/---
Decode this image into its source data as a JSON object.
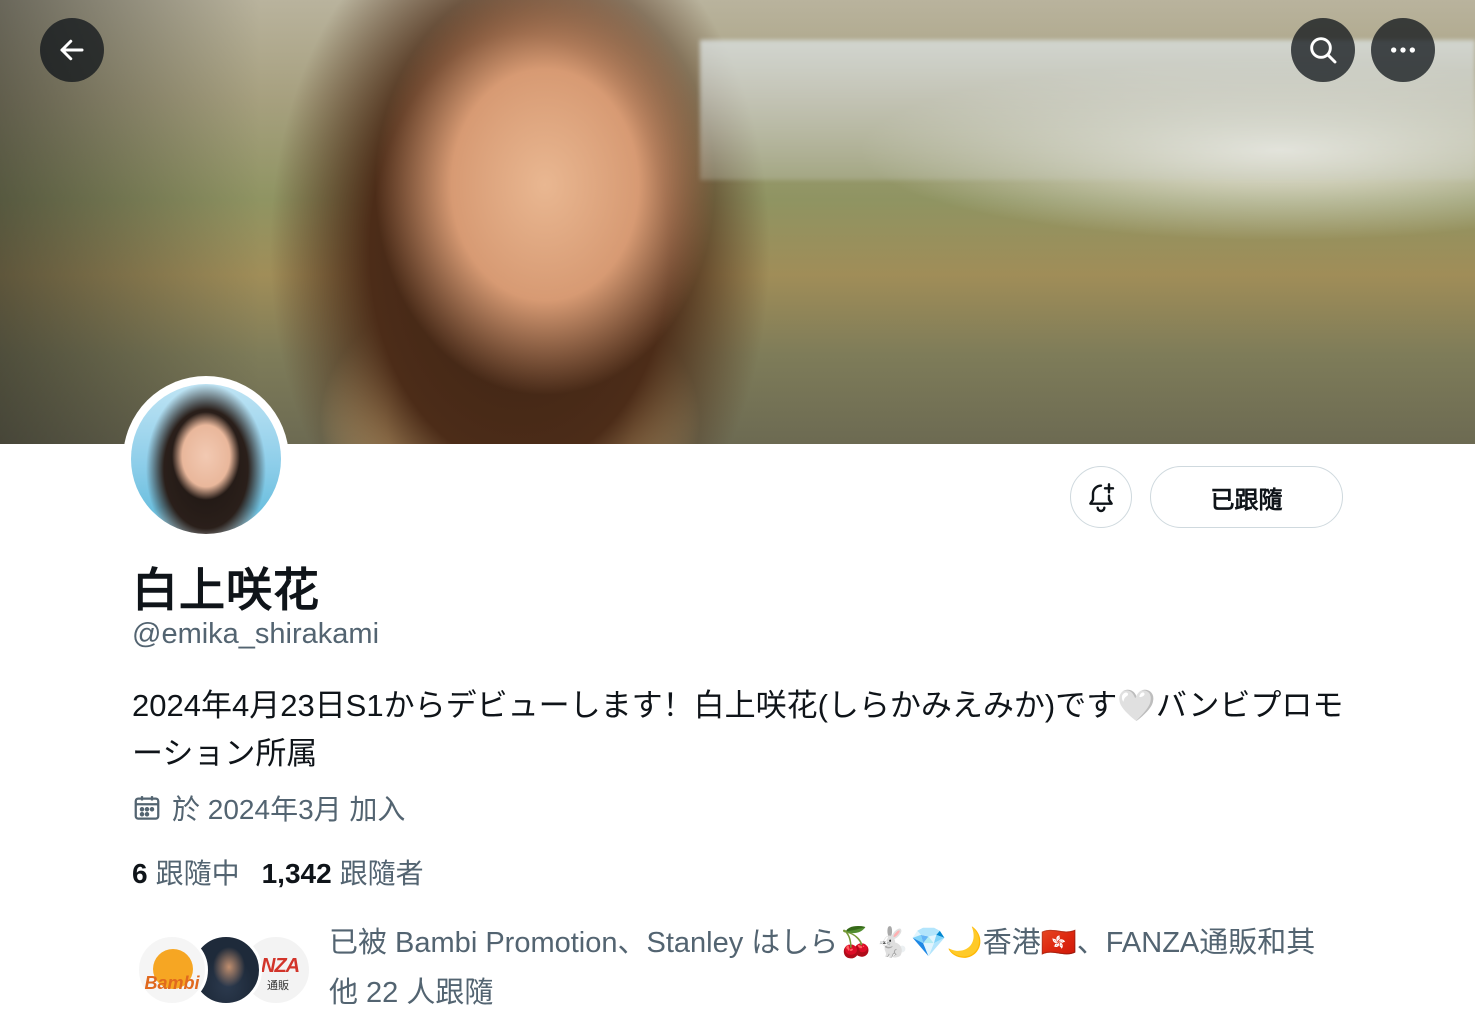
{
  "header": {
    "back_icon": "arrow-left-icon",
    "search_icon": "search-icon",
    "more_icon": "more-horizontal-icon"
  },
  "profile": {
    "display_name": "白上咲花",
    "handle": "@emika_shirakami",
    "bio": "2024年4月23日S1からデビューします！白上咲花(しらかみえみか)です🤍バンビプロモーション所属",
    "joined": "於 2024年3月 加入",
    "following_count": "6",
    "following_label": "跟隨中",
    "followers_count": "1,342",
    "followers_label": "跟隨者"
  },
  "actions": {
    "notify_icon": "bell-plus-icon",
    "follow_button_label": "已跟隨"
  },
  "followed_by": {
    "text": "已被 Bambi Promotion、Stanley はしら🍒🐇💎🌙香港🇭🇰、FANZA通販和其他 22 人跟隨",
    "avatar_1_label": "Bambi",
    "avatar_3_label": "NZA",
    "avatar_3_sublabel": "通販"
  },
  "colors": {
    "text_primary": "#0f1419",
    "text_secondary": "#536471",
    "border": "#cfd9de"
  }
}
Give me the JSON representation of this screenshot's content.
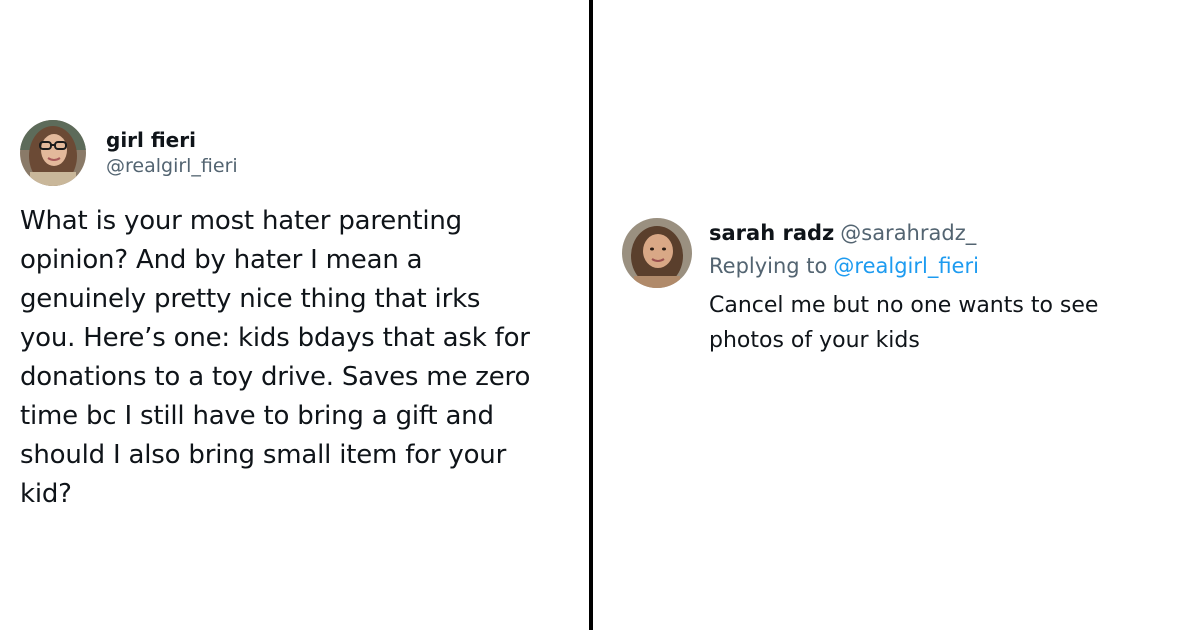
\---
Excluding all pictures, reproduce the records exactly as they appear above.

Decode this image into its source data as a JSON object.
{
  "header": {
    "back_icon": "arrow-left-icon",
    "search_icon": "search-icon",
    "more_icon": "more-horizontal-icon"
  },
  "profile": {
    "display_name": "白上咲花",
    "handle": "@emika_shirakami",
    "bio": "2024年4月23日S1からデビューします！白上咲花(しらかみえみか)です🤍バンビプロモーション所属",
    "joined": "於 2024年3月 加入",
    "following_count": "6",
    "following_label": "跟隨中",
    "followers_count": "1,342",
    "followers_label": "跟隨者"
  },
  "actions": {
    "notify_icon": "bell-plus-icon",
    "follow_button_label": "已跟隨"
  },
  "followed_by": {
    "text": "已被 Bambi Promotion、Stanley はしら🍒🐇💎🌙香港🇭🇰、FANZA通販和其他 22 人跟隨",
    "avatar_1_label": "Bambi",
    "avatar_3_label": "NZA",
    "avatar_3_sublabel": "通販"
  },
  "colors": {
    "text_primary": "#0f1419",
    "text_secondary": "#536471",
    "border": "#cfd9de"
  }
}
Give me the JSON representation of this screenshot's content.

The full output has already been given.